"On the points, I'll anchor near the end of the point," he said. "I cast some rigs into very shallow water, 3- to 5-feet deep. I'll cast some off the side of the point and some into the deep water at the end of the point. All may produce, but the biggest fish usually seem to come from the shallow water. My largest flathead last summer was a 35-pound fish that came from five feet of water. The big blues will often move in shallow to feed on shad and bream at night.
"The outside bends are also excellent places," he said. "Again, I'll anchor where I can cast to the shallow water away from the channel, as well as to the intermediate and deep water areas. On the flats, if you spot forage when you check the area with your graph, you can anchor and fan-cast around the boat, casting some of the rigs to the edge of the channel and into the depths. Some big flatheads can be caught in this type setup.

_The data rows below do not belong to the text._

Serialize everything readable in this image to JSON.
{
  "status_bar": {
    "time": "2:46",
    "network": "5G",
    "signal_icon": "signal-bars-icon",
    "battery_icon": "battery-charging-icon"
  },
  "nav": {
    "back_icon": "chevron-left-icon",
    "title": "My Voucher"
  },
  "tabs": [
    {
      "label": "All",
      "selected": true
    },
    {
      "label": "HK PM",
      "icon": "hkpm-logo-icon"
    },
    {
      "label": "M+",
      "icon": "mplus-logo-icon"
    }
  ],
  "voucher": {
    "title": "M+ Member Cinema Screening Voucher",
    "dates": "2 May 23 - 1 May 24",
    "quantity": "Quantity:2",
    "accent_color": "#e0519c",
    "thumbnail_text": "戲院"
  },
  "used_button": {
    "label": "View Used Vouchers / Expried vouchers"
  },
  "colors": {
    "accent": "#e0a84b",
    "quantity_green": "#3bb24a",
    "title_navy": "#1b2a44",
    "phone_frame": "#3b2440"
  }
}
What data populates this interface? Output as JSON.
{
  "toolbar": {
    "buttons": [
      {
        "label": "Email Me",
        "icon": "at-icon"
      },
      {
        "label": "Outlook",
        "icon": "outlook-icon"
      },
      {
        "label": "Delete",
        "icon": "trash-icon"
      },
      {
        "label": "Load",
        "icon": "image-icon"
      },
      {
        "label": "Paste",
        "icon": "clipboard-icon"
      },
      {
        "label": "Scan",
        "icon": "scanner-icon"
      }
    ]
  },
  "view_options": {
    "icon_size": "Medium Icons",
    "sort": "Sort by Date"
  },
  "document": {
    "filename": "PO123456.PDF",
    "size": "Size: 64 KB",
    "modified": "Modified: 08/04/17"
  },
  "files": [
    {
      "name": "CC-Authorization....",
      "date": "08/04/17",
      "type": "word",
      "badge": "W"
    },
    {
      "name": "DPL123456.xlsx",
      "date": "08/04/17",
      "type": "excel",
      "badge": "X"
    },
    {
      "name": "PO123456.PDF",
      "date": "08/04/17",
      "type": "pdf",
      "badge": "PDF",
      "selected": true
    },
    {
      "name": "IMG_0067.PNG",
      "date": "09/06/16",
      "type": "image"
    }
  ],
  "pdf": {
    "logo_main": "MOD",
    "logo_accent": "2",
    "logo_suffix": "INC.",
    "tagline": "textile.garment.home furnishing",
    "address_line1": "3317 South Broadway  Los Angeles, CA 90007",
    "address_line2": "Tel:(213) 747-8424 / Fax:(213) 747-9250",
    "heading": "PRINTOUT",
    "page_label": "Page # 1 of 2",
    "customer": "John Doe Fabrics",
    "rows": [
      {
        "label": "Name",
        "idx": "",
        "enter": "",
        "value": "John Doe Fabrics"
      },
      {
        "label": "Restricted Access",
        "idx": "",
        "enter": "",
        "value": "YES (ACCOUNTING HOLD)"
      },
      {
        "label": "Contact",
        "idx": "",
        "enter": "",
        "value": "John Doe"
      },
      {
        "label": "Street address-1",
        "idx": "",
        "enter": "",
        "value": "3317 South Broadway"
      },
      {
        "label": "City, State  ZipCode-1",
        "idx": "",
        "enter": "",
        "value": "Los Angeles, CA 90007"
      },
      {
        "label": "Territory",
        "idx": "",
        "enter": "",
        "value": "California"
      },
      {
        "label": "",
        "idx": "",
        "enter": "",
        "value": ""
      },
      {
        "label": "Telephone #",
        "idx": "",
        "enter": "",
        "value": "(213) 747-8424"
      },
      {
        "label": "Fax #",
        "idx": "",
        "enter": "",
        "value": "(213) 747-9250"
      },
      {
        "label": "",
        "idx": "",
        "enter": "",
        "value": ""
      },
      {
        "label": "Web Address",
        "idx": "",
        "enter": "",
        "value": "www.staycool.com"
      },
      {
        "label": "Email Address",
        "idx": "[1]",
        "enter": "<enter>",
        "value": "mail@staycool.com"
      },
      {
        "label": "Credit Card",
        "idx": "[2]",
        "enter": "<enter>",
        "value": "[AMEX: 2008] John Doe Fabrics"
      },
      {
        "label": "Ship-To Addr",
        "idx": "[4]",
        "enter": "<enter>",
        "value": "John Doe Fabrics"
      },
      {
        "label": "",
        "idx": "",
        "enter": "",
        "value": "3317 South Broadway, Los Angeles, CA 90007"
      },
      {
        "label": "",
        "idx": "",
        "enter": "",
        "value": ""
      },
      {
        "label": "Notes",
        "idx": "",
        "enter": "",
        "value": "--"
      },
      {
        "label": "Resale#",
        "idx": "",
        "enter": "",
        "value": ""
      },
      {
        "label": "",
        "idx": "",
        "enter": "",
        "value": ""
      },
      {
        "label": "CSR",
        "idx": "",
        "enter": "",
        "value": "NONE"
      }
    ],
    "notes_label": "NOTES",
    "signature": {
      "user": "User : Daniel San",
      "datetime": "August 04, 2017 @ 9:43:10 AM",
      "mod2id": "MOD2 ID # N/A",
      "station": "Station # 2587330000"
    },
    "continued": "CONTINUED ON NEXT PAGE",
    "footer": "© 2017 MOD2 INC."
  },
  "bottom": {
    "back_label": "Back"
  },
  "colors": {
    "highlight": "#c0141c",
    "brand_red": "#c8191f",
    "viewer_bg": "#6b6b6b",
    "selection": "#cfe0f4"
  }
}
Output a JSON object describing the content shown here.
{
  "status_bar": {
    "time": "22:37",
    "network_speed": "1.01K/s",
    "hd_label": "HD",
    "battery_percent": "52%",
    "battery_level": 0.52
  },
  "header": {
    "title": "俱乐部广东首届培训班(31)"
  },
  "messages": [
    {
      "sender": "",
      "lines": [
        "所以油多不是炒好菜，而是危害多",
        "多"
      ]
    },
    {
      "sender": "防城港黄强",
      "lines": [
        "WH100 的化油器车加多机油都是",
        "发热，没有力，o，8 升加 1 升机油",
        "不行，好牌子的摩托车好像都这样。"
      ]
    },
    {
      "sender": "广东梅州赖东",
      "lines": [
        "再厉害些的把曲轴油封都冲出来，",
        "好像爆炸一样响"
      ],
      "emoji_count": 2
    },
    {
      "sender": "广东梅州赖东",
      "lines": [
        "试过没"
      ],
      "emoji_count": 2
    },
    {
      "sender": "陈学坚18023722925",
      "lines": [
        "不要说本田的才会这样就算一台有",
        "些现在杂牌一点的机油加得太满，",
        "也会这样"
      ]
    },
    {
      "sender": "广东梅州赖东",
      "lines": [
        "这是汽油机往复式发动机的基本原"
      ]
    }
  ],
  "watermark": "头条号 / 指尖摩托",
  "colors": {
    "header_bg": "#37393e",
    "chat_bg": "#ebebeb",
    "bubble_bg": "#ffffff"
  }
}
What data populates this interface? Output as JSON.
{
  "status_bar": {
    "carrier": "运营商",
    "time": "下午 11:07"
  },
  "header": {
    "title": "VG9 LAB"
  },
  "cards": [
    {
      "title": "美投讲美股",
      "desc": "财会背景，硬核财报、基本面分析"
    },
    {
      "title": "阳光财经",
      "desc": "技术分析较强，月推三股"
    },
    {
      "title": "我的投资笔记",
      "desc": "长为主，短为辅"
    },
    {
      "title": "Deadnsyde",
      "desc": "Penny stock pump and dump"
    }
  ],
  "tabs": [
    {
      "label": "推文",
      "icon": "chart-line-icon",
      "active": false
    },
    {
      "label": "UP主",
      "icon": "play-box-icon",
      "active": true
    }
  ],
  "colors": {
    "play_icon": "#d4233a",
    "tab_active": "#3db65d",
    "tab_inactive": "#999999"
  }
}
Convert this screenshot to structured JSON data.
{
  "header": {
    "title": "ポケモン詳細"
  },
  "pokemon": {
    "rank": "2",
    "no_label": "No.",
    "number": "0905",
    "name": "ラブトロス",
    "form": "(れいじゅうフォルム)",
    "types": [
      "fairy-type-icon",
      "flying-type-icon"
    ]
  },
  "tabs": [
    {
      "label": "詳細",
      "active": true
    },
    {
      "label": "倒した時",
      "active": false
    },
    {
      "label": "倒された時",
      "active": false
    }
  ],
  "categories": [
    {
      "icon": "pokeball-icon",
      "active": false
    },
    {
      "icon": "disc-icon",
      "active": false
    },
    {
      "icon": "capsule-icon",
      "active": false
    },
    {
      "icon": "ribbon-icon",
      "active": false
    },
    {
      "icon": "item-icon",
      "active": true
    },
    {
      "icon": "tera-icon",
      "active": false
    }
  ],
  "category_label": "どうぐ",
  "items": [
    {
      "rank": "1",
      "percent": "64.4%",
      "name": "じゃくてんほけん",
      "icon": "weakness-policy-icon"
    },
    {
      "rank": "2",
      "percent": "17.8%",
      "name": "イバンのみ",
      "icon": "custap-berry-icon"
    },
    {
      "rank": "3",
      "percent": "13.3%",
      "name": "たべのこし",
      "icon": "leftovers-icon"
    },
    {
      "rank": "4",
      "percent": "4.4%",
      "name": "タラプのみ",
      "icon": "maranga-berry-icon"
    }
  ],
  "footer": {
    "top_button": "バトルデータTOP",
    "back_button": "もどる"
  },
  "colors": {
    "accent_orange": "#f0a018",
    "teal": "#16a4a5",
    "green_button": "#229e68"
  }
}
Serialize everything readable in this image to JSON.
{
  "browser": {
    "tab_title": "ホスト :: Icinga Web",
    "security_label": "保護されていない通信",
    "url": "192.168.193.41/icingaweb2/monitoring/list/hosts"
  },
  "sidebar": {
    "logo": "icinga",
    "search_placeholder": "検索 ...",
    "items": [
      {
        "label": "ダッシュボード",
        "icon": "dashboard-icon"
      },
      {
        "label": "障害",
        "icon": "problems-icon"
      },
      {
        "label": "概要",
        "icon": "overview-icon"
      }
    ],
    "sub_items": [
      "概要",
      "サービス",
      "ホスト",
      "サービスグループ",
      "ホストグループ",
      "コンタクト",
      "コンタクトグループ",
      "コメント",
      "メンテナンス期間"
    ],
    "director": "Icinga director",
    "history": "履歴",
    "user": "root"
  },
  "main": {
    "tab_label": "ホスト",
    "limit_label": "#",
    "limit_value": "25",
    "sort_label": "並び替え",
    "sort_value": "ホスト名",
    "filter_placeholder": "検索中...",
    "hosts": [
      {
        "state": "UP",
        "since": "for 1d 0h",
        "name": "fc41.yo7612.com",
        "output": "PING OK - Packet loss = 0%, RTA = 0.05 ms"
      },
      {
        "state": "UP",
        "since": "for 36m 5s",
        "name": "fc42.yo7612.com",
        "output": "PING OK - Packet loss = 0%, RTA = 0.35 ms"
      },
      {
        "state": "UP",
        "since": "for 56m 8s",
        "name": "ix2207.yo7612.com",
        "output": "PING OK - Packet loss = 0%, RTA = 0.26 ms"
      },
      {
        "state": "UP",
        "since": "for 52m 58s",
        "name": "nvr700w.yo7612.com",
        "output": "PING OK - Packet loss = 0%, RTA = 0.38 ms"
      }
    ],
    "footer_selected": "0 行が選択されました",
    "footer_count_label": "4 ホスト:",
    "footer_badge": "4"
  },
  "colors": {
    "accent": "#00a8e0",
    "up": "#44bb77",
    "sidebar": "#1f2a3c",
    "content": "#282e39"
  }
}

"Some big channel catfish will also be caught at night, even though I'm using big bait to target the big blues and flatheads," he said.
Nichols said that fishermen can rig a couple of rods with smaller baits and hooks for fast-paced action on channel cats as well.
His basic rig is 20-pound test with a 2-foot leader of 40-pound test. He'll use a slip sinker to get the bait to the bottom and a 4/0 Eagle Claw Style 42 live-bait hook. He'll use live bream or white perch on some rigs and cut bait on the others. He'll catch both blues and flatheads on either type of bait at the same location, and he recommends giving a place at night plenty of time to produce.
Nichols said the fishing for flatheads and blues is already excellent but is likely to explode in the next few years.
"The population of these fish are expanding, and while the fishing is excellent now, I think we're going to see a real boom in catfishing for all of these species at Lake Wylie in the next few years," he said.
Both Taylor and Nichols advise that weekdays are best during the summer because of heavy pleasure-boat use on weekends. But the fishing is still good; there's just more activity to work around.